The issue of abuse experienced by these women surfaced again regarding their relationships and sexual health. In one of Hahm’s recent studies drawn from 173 young Asian American women who were seeking mental health intervention, almost half of the participants reported having experienced physical assault, sexual coercion, or injury due to partner violence in the past six months.
Linking relationship abuse to disempowerment, this led to the inclusion of “The Partner Trap” within the map.
Threaded throughout each of these disempowerment drivers is the pervasive “Race Trap,” involving microaggression and stereotypes in everyday life. Peer comments such as “you must be good at math,” or coaches and teammates assuming that they are not good enough athletes are examples of micro-aggressions. These include verbal or non-verbal communication that is often hostile or derogatory, or negative racial insults.
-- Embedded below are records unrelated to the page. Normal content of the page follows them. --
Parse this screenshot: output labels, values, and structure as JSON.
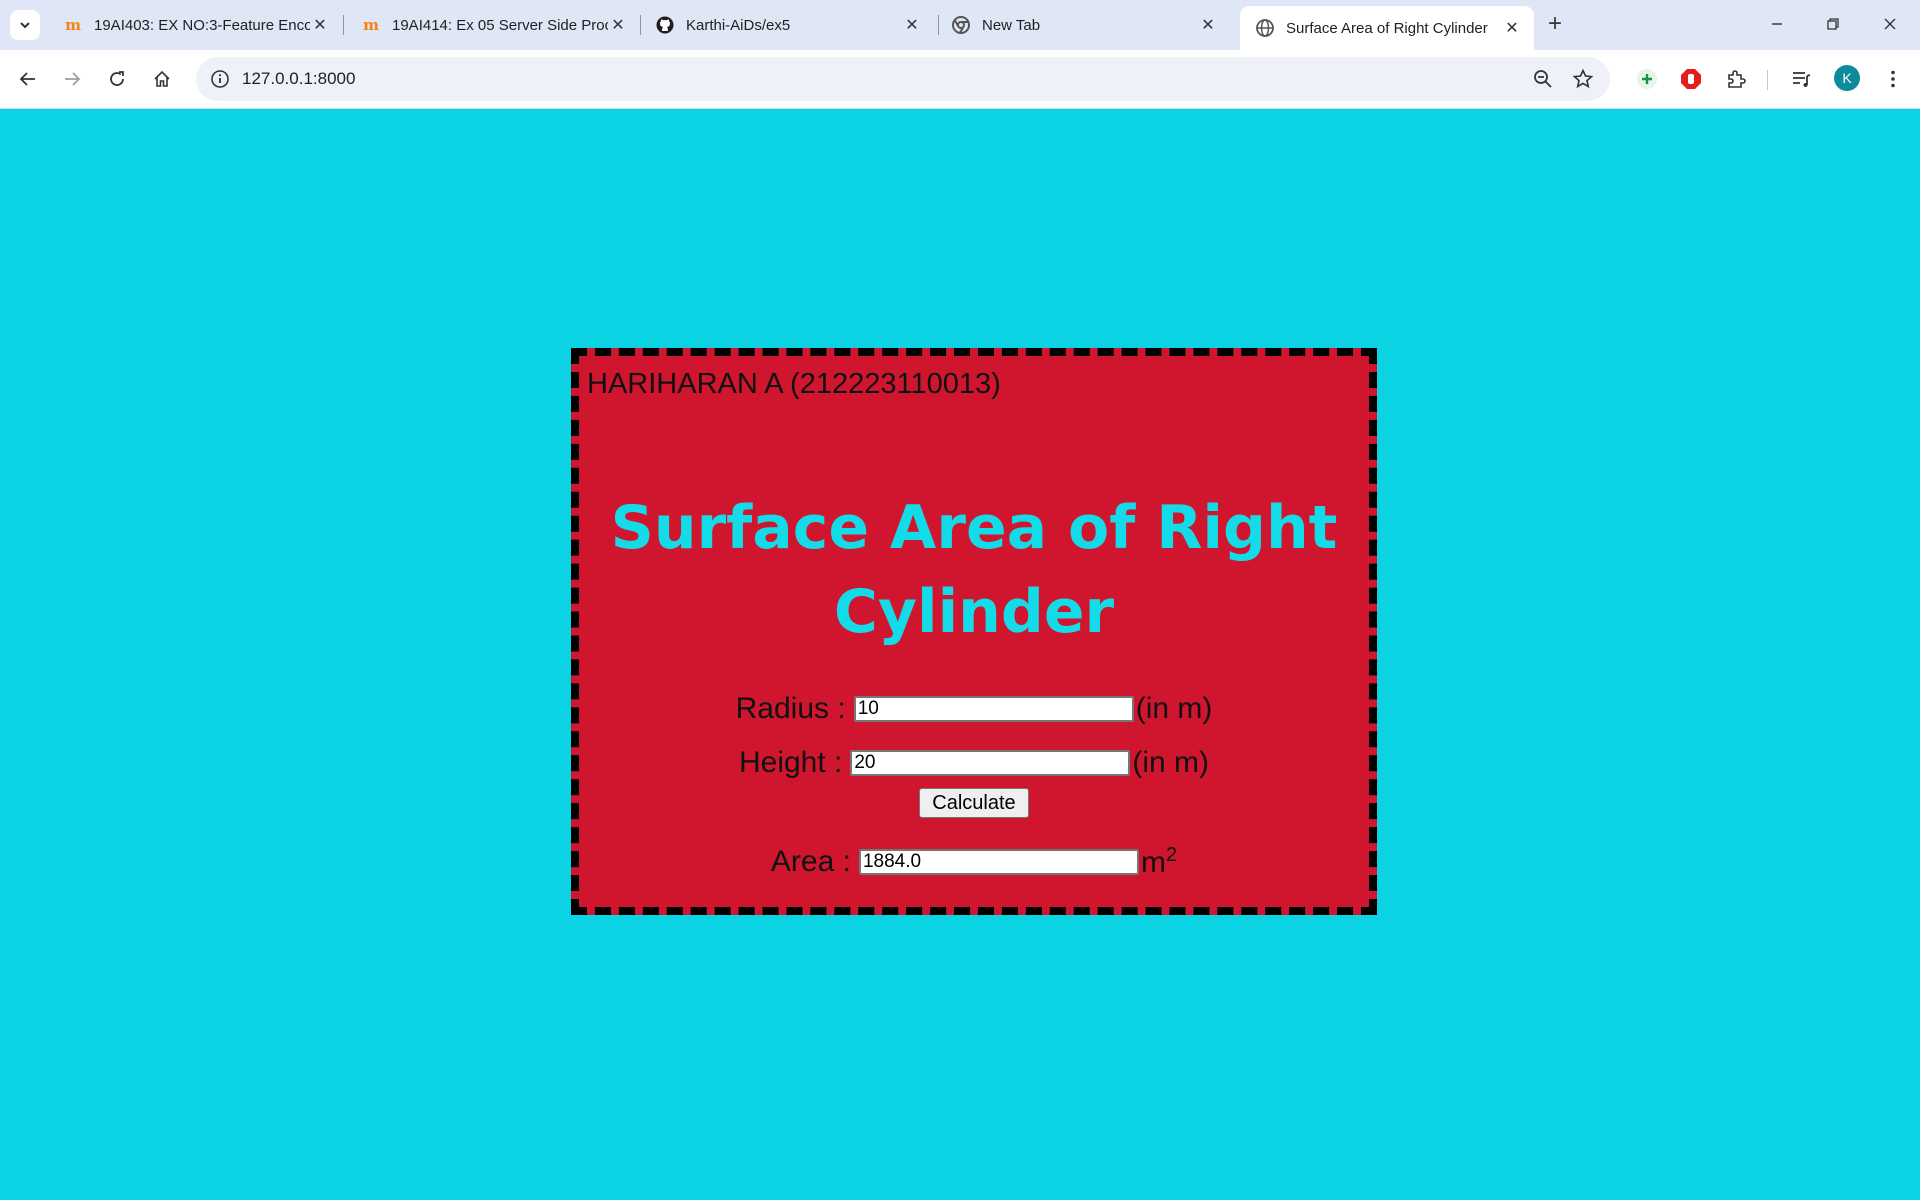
{
  "browser": {
    "tabs": [
      {
        "title": "19AI403: EX NO:3-Feature Enco",
        "icon": "moodle-icon"
      },
      {
        "title": "19AI414: Ex 05 Server Side Proc",
        "icon": "moodle-icon"
      },
      {
        "title": "Karthi-AiDs/ex5",
        "icon": "github-icon"
      },
      {
        "title": "New Tab",
        "icon": "chrome-icon"
      },
      {
        "title": "Surface Area of Right Cylinder",
        "icon": "globe-icon",
        "active": true
      }
    ],
    "url": "127.0.0.1:8000",
    "profile_initial": "K"
  },
  "page": {
    "author": "HARIHARAN A (212223110013)",
    "heading": "Surface Area of Right Cylinder",
    "radius_label": "Radius :",
    "radius_value": "10",
    "radius_unit": "(in m)",
    "height_label": "Height :",
    "height_value": "20",
    "height_unit": "(in m)",
    "calculate_label": "Calculate",
    "area_label": "Area :",
    "area_value": "1884.0",
    "area_unit": "m",
    "area_unit_exponent": "2"
  },
  "colors": {
    "page_background": "#0cd3e3",
    "card_background": "#cf162e",
    "heading_color": "#13dbe8",
    "card_border": "#000000"
  }
}
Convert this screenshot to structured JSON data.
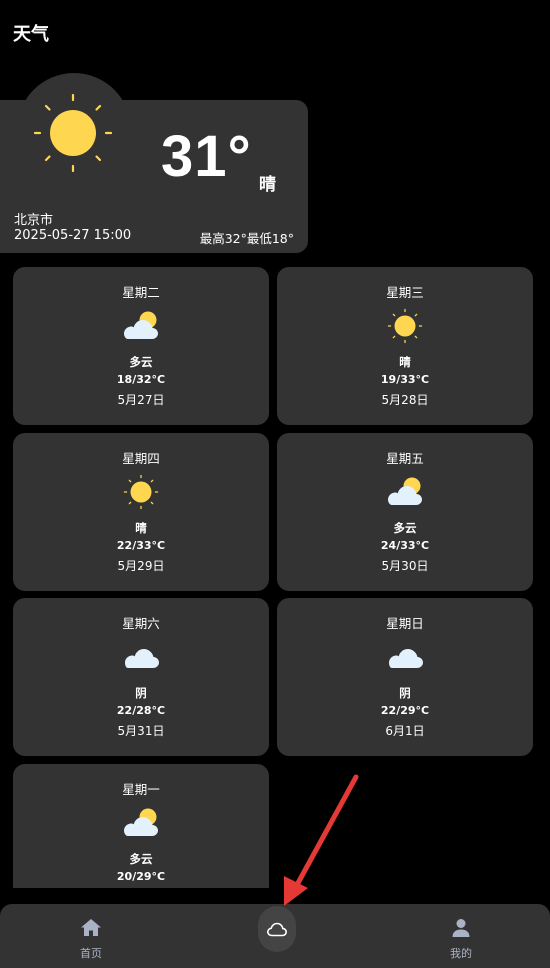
{
  "page": {
    "title": "天气"
  },
  "current": {
    "temperature": "31°",
    "condition": "晴",
    "city": "北京市",
    "datetime": "2025-05-27 15:00",
    "range": "最高32°最低18°",
    "icon": "sun-icon"
  },
  "forecast": [
    {
      "day": "星期二",
      "condition": "多云",
      "temp": "18/32°C",
      "date": "5月27日",
      "icon": "partly-cloudy-icon"
    },
    {
      "day": "星期三",
      "condition": "晴",
      "temp": "19/33°C",
      "date": "5月28日",
      "icon": "sun-icon"
    },
    {
      "day": "星期四",
      "condition": "晴",
      "temp": "22/33°C",
      "date": "5月29日",
      "icon": "sun-icon"
    },
    {
      "day": "星期五",
      "condition": "多云",
      "temp": "24/33°C",
      "date": "5月30日",
      "icon": "partly-cloudy-icon"
    },
    {
      "day": "星期六",
      "condition": "阴",
      "temp": "22/28°C",
      "date": "5月31日",
      "icon": "cloud-icon"
    },
    {
      "day": "星期日",
      "condition": "阴",
      "temp": "22/29°C",
      "date": "6月1日",
      "icon": "cloud-icon"
    },
    {
      "day": "星期一",
      "condition": "多云",
      "temp": "20/29°C",
      "date": "",
      "icon": "partly-cloudy-icon"
    }
  ],
  "nav": {
    "home_label": "首页",
    "weather_icon": "cloud-outline-icon",
    "profile_label": "我的"
  },
  "colors": {
    "background": "#000000",
    "card": "#333333",
    "sun": "#FFD64F",
    "cloud": "#E3F1FC",
    "nav_label": "#AAB3C5",
    "arrow": "#E53935"
  }
}
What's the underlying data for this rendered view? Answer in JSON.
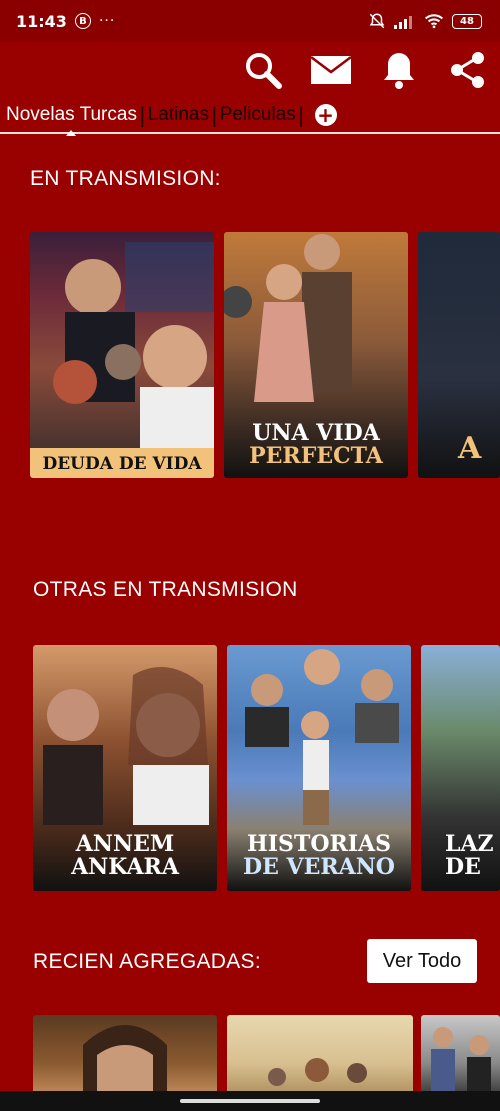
{
  "status_bar": {
    "time": "11:43",
    "badge": "B",
    "dots": "···",
    "battery": "48"
  },
  "toolbar": {
    "icons": [
      "search-icon",
      "mail-icon",
      "bell-icon",
      "share-icon"
    ]
  },
  "tabs": [
    {
      "label": "Novelas Turcas",
      "active": true
    },
    {
      "label": "Latinas",
      "active": false
    },
    {
      "label": "Peliculas",
      "active": false
    }
  ],
  "tab_add": "+",
  "sections": [
    {
      "title": "EN TRANSMISION:",
      "items": [
        {
          "caption": "DEUDA DE VIDA"
        },
        {
          "caption": "UNA VIDA PERFECTA",
          "line1": "UNA VIDA",
          "line2": "PERFECTA"
        },
        {
          "caption": "A"
        }
      ]
    },
    {
      "title": "OTRAS EN TRANSMISION",
      "items": [
        {
          "line1": "ANNEM",
          "line2": "ANKARA"
        },
        {
          "line1": "HISTORIAS",
          "line2": "DE VERANO"
        },
        {
          "line1": "LAZ",
          "line2": "DE"
        }
      ]
    },
    {
      "title": "RECIEN AGREGADAS:",
      "items": [
        {},
        {},
        {}
      ]
    }
  ],
  "ver_todo": "Ver Todo",
  "colors": {
    "background": "#990000",
    "status_bar": "#8a0000",
    "accent_gold": "#f3c27a"
  }
}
Hahm says that experiencing microagression often leads to stress, shame, anger, and depression.
In addition, despite their academic accomplishments in higher education settings, the Asian Americans Hahm studied were not hopeful of getting ahead and were acutely aware of a “bamboo ceiling” affirmed by statistics.
Despite being the fastest growing immigrant group in the country, Asian Americans account for less than 2 percent of CEO’s leading Fortune 500 companies.
Hahm expressed her own frustration at the paucity of Asian American women role models and mentors she has interacted with in her own career in academia.
Hahm says that one of the most frustrating aspects of the race trap is that even though they experience microagression on a daily basis, their experiences are not typically validated because these are subtle and covert forms of racism.
Unlike the African American community that they view as united and vocal in their fight against racism, Asian Americans tend not to come together around these issues. As a result, Asian American women reported feeling as though they were invisible.
One exception to this may be in the current debate around potential discrimination in college admissions.
“Asian Americans feel very strongly that the college entrance exam system in this country is unfair to them,” said Hahm, who notes that the stress of the issue is worsened by the fact that SAT scores and college admissions tend to be a significant metric of achievement and reward for Asian American families.
“They believe the bar is set even higher for them as Asian Americans, which means they end up competing against one another.”
The final trap in the map is called “Suffering Alone Trap,” which alludes to the women’s help-seeking behavior. Hahm’s study of 701 AIP women showed that only one third of the high-risk mental health group who has current depression symptoms and history of suicidal ideation sought mental health treatment, and only 15 percent of that group saw therapist at least 8 times in the past year.
Part of the explanation is that Asian families, like so many cultures, are affected by stigma and tend to dismiss mental illness.
Another is that those who do seek help report that western style psychotherapy treatments were not very helpful.
The latter has led Hahm to recruit Asian American counselors to the AWARE program and to train others in the unique issues this population group has experienced. Hahm hopes that this is where “The Disempowerment Trap Map” can be an instructive and effective tool to unlock the multi-dimension of the traps.
“The map is meant to help counselors and clients begin the healing process of understanding and addressing the complex and interrelated experiences that influence the mental health of this particular population.”
The success of the program thus far has encouraged Hahm to actively promote AWARE on other college campuses. A big motivation she said, has to do with access to the population. “Where do you find concentrations of young Asian American women? In higher education of course.”